# How can I calculate the C.G height for an Aircraft?

before I continue I would like to thank you guys beforehand for the help. I am new to this forum and in aviation in general. I am helping my professor to obtain the C.G coordinates in x, y , z for a simulation of a Cessna 172 (we are using Tornado for Matlab). From what Ive read, the C.G in aviation is mostly obtained through the longitudinal axis (x), I assume that the y is centered in most cases, but I am wondering, how can I obtain the height of the C.G, can I use the same method as in the longitudinal axis?

I was also wondering, why is it that for the calculation of the C.G you take into account things such as fuel, passengers, luggage and so on, but not other things like the motor, propeller, fuselage, landing gear, etc.?

Sorry if my questions are a little stupid or obvious. Thank you for your help!

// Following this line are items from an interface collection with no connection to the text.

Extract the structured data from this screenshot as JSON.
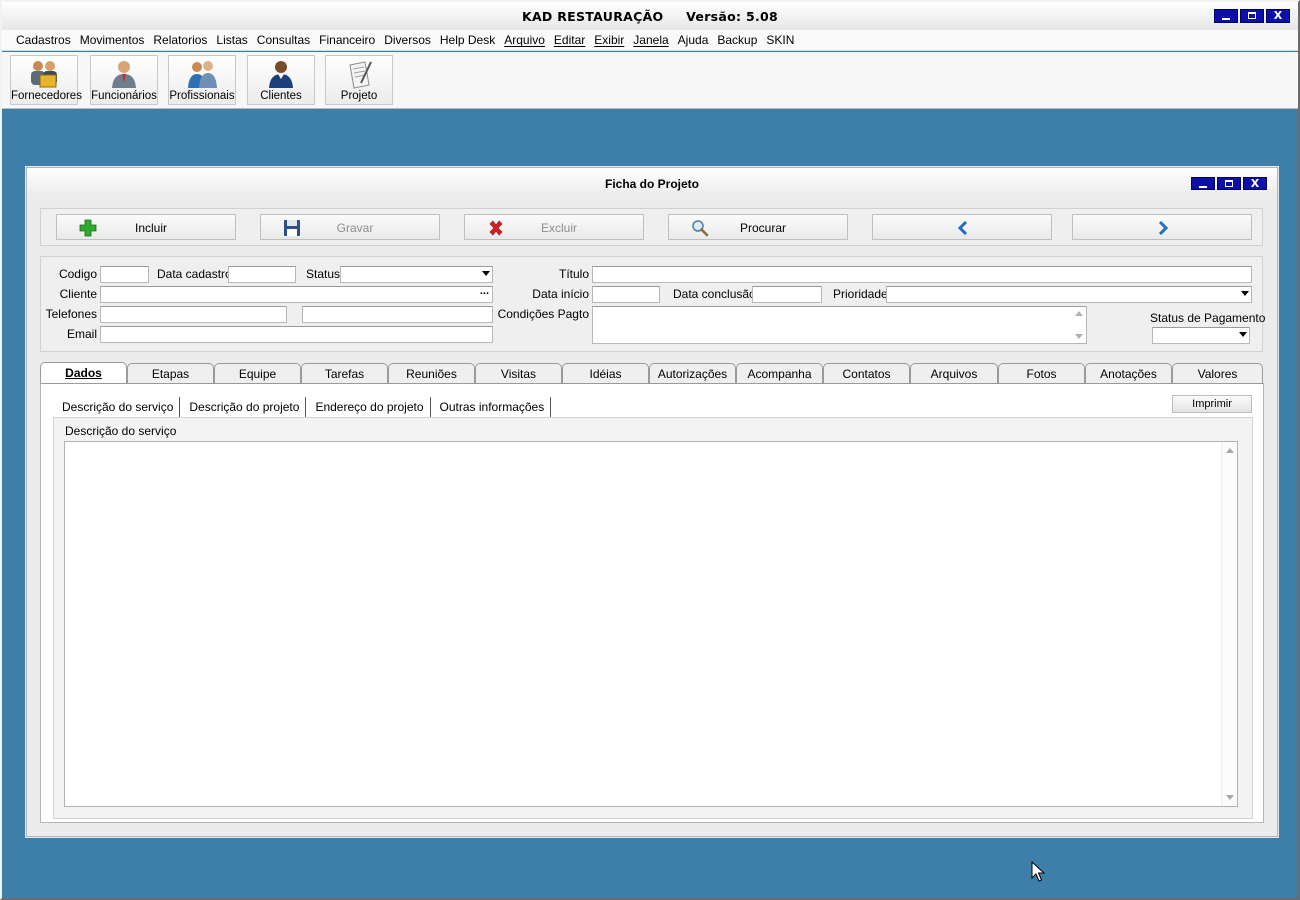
{
  "app": {
    "title": "KAD RESTAURAÇÃO",
    "version": "Versão: 5.08",
    "menu": [
      "Cadastros",
      "Movimentos",
      "Relatorios",
      "Listas",
      "Consultas",
      "Financeiro",
      "Diversos",
      "Help Desk",
      "Arquivo",
      "Editar",
      "Exibir",
      "Janela",
      "Ajuda",
      "Backup",
      "SKIN"
    ],
    "toolbar": [
      {
        "label": "Fornecedores",
        "icon": "suppliers-icon"
      },
      {
        "label": "Funcionários",
        "icon": "employee-icon"
      },
      {
        "label": "Profissionais",
        "icon": "professionals-icon"
      },
      {
        "label": "Clientes",
        "icon": "client-icon"
      },
      {
        "label": "Projeto",
        "icon": "project-icon"
      }
    ],
    "window_buttons": {
      "minimize": "_",
      "close": "X"
    }
  },
  "form": {
    "title": "Ficha do Projeto",
    "actions": {
      "include": "Incluir",
      "save": "Gravar",
      "delete": "Excluir",
      "search": "Procurar"
    },
    "fields": {
      "codigo_label": "Codigo",
      "codigo_value": "",
      "data_cadastro_label": "Data cadastro",
      "data_cadastro_value": "",
      "status_label": "Status",
      "status_value": "",
      "cliente_label": "Cliente",
      "cliente_value": "",
      "cliente_button": "...",
      "telefones_label": "Telefones",
      "telefone1_value": "",
      "telefone2_value": "",
      "email_label": "Email",
      "email_value": "",
      "titulo_label": "Título",
      "titulo_value": "",
      "data_inicio_label": "Data início",
      "data_inicio_value": "",
      "data_conclusao_label": "Data conclusão",
      "data_conclusao_value": "",
      "prioridade_label": "Prioridade",
      "prioridade_value": "",
      "condicoes_label": "Condições Pagto",
      "condicoes_value": "",
      "status_pagamento_label": "Status de Pagamento",
      "status_pagamento_value": ""
    },
    "tabs": [
      "Dados",
      "Etapas",
      "Equipe",
      "Tarefas",
      "Reuniões",
      "Visitas",
      "Idéias",
      "Autorizações",
      "Acompanha",
      "Contatos",
      "Arquivos",
      "Fotos",
      "Anotações",
      "Valores"
    ],
    "active_tab": "Dados",
    "subtabs": [
      "Descrição do serviço",
      "Descrição do projeto",
      "Endereço do projeto",
      "Outras informações"
    ],
    "active_subtab": "Descrição do serviço",
    "print_button": "Imprimir",
    "memo_label": "Descrição do serviço",
    "memo_value": ""
  },
  "colors": {
    "desktop": "#3e7faa",
    "window_button": "#0d10a8",
    "accent_green": "#2ea82e",
    "accent_red": "#d42020",
    "arrow_blue": "#1f6fc4"
  }
}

• Interesting question! I have seen questions on lateral CG before, but never vertical. However, I don't think there is any real practical value in this exercise since the vertical axis of the CG doesn't have any real effect on the flight characteristics. At least none that I have ever encountered or even mulled over theoretically... Apr 30, 2020 at 19:27
• @MichaelHall Some models of the Boeing 767 have vertical c.g. limitations expressed as maximum vertical moments. If you want to see an example, go to 747.terryliittschwager.com. Dismiss the initial pop up window, then go to the SERVER box and under the Loads click on the second test file from the top, labeled 2222-01-07_TEST_B767cfgA_N760XX. A window for the load will come up with a problem notification. Dismiss that and then scroll down to the first envelope depicted graphically and you'll see it. It's entitled GROSS WEIGHT LIMITATIONS VERSUS CLIM AND DECK LOADING, VERTICAL CG UP TO 42". Apr 30, 2020 at 23:08
• Vertical CG may not vary much for pax and luggage for a 172, but for a "from scratch" design it is needed to determine side force torque from area above and below it. The builders of the 172 did a terrific job, and, judging by its reluctance to roll too much in a side slip, it would be near the midpoint of areas top and bottom, somewhere near the pilot's sitting place. Apr 30, 2020 at 23:17